Please restate the lines shown below exactly, every one of them.

Start of Information shown

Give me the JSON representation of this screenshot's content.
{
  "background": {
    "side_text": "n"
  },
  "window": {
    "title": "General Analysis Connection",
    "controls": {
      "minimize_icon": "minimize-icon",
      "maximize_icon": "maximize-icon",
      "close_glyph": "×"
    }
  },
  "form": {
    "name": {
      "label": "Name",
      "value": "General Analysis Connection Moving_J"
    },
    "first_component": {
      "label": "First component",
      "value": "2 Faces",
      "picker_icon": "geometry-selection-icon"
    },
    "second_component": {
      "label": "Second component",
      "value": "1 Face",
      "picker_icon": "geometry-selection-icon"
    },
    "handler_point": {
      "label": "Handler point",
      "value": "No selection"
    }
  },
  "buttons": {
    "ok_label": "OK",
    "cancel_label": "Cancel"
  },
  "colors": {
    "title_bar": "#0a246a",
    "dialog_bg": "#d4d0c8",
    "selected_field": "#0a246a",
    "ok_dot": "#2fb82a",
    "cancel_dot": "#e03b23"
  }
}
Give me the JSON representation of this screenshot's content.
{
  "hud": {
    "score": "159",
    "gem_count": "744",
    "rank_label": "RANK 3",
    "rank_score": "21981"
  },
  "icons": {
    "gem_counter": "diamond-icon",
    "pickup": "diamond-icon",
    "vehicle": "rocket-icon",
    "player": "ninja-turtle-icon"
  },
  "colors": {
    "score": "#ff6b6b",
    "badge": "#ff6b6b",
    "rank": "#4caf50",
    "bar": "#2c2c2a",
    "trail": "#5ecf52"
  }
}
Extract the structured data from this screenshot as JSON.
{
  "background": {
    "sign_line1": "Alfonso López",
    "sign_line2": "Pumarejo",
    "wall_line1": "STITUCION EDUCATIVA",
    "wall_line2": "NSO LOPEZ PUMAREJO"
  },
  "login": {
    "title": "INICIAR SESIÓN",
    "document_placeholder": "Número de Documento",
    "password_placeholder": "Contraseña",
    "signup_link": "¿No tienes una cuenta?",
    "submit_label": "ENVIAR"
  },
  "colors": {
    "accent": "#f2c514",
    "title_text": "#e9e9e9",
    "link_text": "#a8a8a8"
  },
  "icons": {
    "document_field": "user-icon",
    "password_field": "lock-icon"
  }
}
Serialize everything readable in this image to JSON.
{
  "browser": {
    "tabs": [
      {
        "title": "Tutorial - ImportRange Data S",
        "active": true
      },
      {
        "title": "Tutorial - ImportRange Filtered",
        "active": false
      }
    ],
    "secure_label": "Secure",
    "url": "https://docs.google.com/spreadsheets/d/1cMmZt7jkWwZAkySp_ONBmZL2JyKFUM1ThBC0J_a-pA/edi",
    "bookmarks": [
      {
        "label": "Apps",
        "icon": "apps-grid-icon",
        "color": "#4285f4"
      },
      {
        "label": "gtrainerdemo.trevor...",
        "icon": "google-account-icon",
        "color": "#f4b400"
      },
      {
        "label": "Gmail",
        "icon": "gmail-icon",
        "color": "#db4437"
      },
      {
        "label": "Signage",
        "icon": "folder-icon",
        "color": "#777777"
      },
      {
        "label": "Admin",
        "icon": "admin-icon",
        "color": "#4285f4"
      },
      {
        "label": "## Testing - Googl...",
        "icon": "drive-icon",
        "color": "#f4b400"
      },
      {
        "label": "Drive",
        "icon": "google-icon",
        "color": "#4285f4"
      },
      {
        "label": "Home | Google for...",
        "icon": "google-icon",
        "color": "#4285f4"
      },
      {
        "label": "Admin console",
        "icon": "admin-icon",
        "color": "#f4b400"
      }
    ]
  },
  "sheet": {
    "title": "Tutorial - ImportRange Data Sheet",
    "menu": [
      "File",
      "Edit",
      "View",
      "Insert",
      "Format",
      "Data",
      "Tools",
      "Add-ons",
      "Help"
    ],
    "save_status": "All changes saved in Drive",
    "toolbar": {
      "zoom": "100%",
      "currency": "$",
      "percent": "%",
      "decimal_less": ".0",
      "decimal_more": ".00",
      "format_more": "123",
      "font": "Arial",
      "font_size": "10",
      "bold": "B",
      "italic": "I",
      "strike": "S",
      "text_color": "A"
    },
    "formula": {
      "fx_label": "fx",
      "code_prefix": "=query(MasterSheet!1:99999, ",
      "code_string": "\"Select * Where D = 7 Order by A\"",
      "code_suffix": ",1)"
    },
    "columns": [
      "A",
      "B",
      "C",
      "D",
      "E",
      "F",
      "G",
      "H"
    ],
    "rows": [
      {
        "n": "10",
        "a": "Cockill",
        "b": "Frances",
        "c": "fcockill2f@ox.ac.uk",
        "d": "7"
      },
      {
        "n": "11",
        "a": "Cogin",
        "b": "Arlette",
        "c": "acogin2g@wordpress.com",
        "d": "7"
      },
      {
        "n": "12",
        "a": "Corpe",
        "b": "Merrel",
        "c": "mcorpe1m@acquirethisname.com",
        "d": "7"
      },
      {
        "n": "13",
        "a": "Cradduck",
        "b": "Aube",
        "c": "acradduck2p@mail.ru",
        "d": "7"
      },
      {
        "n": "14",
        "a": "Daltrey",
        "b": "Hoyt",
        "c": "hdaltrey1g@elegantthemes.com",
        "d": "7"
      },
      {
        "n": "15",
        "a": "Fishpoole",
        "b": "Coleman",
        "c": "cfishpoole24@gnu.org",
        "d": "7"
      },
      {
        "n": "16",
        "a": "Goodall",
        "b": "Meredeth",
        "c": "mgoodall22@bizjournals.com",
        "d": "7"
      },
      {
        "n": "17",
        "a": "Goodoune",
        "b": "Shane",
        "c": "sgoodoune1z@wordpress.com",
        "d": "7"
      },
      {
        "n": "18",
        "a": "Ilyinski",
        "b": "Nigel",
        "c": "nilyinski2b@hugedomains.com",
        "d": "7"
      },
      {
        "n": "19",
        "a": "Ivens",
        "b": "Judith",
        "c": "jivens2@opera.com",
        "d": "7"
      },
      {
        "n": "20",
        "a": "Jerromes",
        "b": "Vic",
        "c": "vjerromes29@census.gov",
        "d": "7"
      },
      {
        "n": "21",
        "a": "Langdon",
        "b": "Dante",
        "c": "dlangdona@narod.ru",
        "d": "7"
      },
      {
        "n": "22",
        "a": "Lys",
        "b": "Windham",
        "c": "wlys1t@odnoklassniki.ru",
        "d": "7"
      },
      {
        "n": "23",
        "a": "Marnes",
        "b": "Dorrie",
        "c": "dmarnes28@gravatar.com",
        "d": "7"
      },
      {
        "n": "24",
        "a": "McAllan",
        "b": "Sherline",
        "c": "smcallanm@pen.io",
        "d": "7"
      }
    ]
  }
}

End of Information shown

(Your solution):
Give me the JSON representation of this screenshot's content.
{
  "background": {
    "side_text": "n"
  },
  "window": {
    "title": "General Analysis Connection",
    "controls": {
      "minimize_icon": "minimize-icon",
      "maximize_icon": "maximize-icon",
      "close_glyph": "×"
    }
  },
  "form": {
    "name": {
      "label": "Name",
      "value": "General Analysis Connection Moving_J"
    },
    "first_component": {
      "label": "First component",
      "value": "2 Faces",
      "picker_icon": "geometry-selection-icon"
    },
    "second_component": {
      "label": "Second component",
      "value": "1 Face",
      "picker_icon": "geometry-selection-icon"
    },
    "handler_point": {
      "label": "Handler point",
      "value": "No selection"
    }
  },
  "buttons": {
    "ok_label": "OK",
    "cancel_label": "Cancel"
  },
  "colors": {
    "title_bar": "#0a246a",
    "dialog_bg": "#d4d0c8",
    "selected_field": "#0a246a",
    "ok_dot": "#2fb82a",
    "cancel_dot": "#e03b23"
  }
}
Give me the JSON representation of this screenshot's content.
{
  "hud": {
    "score": "159",
    "gem_count": "744",
    "rank_label": "RANK 3",
    "rank_score": "21981"
  },
  "icons": {
    "gem_counter": "diamond-icon",
    "pickup": "diamond-icon",
    "vehicle": "rocket-icon",
    "player": "ninja-turtle-icon"
  },
  "colors": {
    "score": "#ff6b6b",
    "badge": "#ff6b6b",
    "rank": "#4caf50",
    "bar": "#2c2c2a",
    "trail": "#5ecf52"
  }
}
Extract the structured data from this screenshot as JSON.
{
  "background": {
    "sign_line1": "Alfonso López",
    "sign_line2": "Pumarejo",
    "wall_line1": "STITUCION EDUCATIVA",
    "wall_line2": "NSO LOPEZ PUMAREJO"
  },
  "login": {
    "title": "INICIAR SESIÓN",
    "document_placeholder": "Número de Documento",
    "password_placeholder": "Contraseña",
    "signup_link": "¿No tienes una cuenta?",
    "submit_label": "ENVIAR"
  },
  "colors": {
    "accent": "#f2c514",
    "title_text": "#e9e9e9",
    "link_text": "#a8a8a8"
  },
  "icons": {
    "document_field": "user-icon",
    "password_field": "lock-icon"
  }
}
Serialize everything readable in this image to JSON.
{
  "browser": {
    "tabs": [
      {
        "title": "Tutorial - ImportRange Data S",
        "active": true
      },
      {
        "title": "Tutorial - ImportRange Filtered",
        "active": false
      }
    ],
    "secure_label": "Secure",
    "url": "https://docs.google.com/spreadsheets/d/1cMmZt7jkWwZAkySp_ONBmZL2JyKFUM1ThBC0J_a-pA/edi",
    "bookmarks": [
      {
        "label": "Apps",
        "icon": "apps-grid-icon",
        "color": "#4285f4"
      },
      {
        "label": "gtrainerdemo.trevor...",
        "icon": "google-account-icon",
        "color": "#f4b400"
      },
      {
        "label": "Gmail",
        "icon": "gmail-icon",
        "color": "#db4437"
      },
      {
        "label": "Signage",
        "icon": "folder-icon",
        "color": "#777777"
      },
      {
        "label": "Admin",
        "icon": "admin-icon",
        "color": "#4285f4"
      },
      {
        "label": "## Testing - Googl...",
        "icon": "drive-icon",
        "color": "#f4b400"
      },
      {
        "label": "Drive",
        "icon": "google-icon",
        "color": "#4285f4"
      },
      {
        "label": "Home | Google for...",
        "icon": "google-icon",
        "color": "#4285f4"
      },
      {
        "label": "Admin console",
        "icon": "admin-icon",
        "color": "#f4b400"
      }
    ]
  },
  "sheet": {
    "title": "Tutorial - ImportRange Data Sheet",
    "menu": [
      "File",
      "Edit",
      "View",
      "Insert",
      "Format",
      "Data",
      "Tools",
      "Add-ons",
      "Help"
    ],
    "save_status": "All changes saved in Drive",
    "toolbar": {
      "zoom": "100%",
      "currency": "$",
      "percent": "%",
      "decimal_less": ".0",
      "decimal_more": ".00",
      "format_more": "123",
      "font": "Arial",
      "font_size": "10",
      "bold": "B",
      "italic": "I",
      "strike": "S",
      "text_color": "A"
    },
    "formula": {
      "fx_label": "fx",
      "code_prefix": "=query(MasterSheet!1:99999, ",
      "code_string": "\"Select * Where D = 7 Order by A\"",
      "code_suffix": ",1)"
    },
    "columns": [
      "A",
      "B",
      "C",
      "D",
      "E",
      "F",
      "G",
      "H"
    ],
    "rows": [
      {
        "n": "10",
        "a": "Cockill",
        "b": "Frances",
        "c": "fcockill2f@ox.ac.uk",
        "d": "7"
      },
      {
        "n": "11",
        "a": "Cogin",
        "b": "Arlette",
        "c": "acogin2g@wordpress.com",
        "d": "7"
      },
      {
        "n": "12",
        "a": "Corpe",
        "b": "Merrel",
        "c": "mcorpe1m@acquirethisname.com",
        "d": "7"
      },
      {
        "n": "13",
        "a": "Cradduck",
        "b": "Aube",
        "c": "acradduck2p@mail.ru",
        "d": "7"
      },
      {
        "n": "14",
        "a": "Daltrey",
        "b": "Hoyt",
        "c": "hdaltrey1g@elegantthemes.com",
        "d": "7"
      },
      {
        "n": "15",
        "a": "Fishpoole",
        "b": "Coleman",
        "c": "cfishpoole24@gnu.org",
        "d": "7"
      },
      {
        "n": "16",
        "a": "Goodall",
        "b": "Meredeth",
        "c": "mgoodall22@bizjournals.com",
        "d": "7"
      },
      {
        "n": "17",
        "a": "Goodoune",
        "b": "Shane",
        "c": "sgoodoune1z@wordpress.com",
        "d": "7"
      },
      {
        "n": "18",
        "a": "Ilyinski",
        "b": "Nigel",
        "c": "nilyinski2b@hugedomains.com",
        "d": "7"
      },
      {
        "n": "19",
        "a": "Ivens",
        "b": "Judith",
        "c": "jivens2@opera.com",
        "d": "7"
      },
      {
        "n": "20",
        "a": "Jerromes",
        "b": "Vic",
        "c": "vjerromes29@census.gov",
        "d": "7"
      },
      {
        "n": "21",
        "a": "Langdon",
        "b": "Dante",
        "c": "dlangdona@narod.ru",
        "d": "7"
      },
      {
        "n": "22",
        "a": "Lys",
        "b": "Windham",
        "c": "wlys1t@odnoklassniki.ru",
        "d": "7"
      },
      {
        "n": "23",
        "a": "Marnes",
        "b": "Dorrie",
        "c": "dmarnes28@gravatar.com",
        "d": "7"
      },
      {
        "n": "24",
        "a": "McAllan",
        "b": "Sherline",
        "c": "smcallanm@pen.io",
        "d": "7"
      }
    ]
  }
}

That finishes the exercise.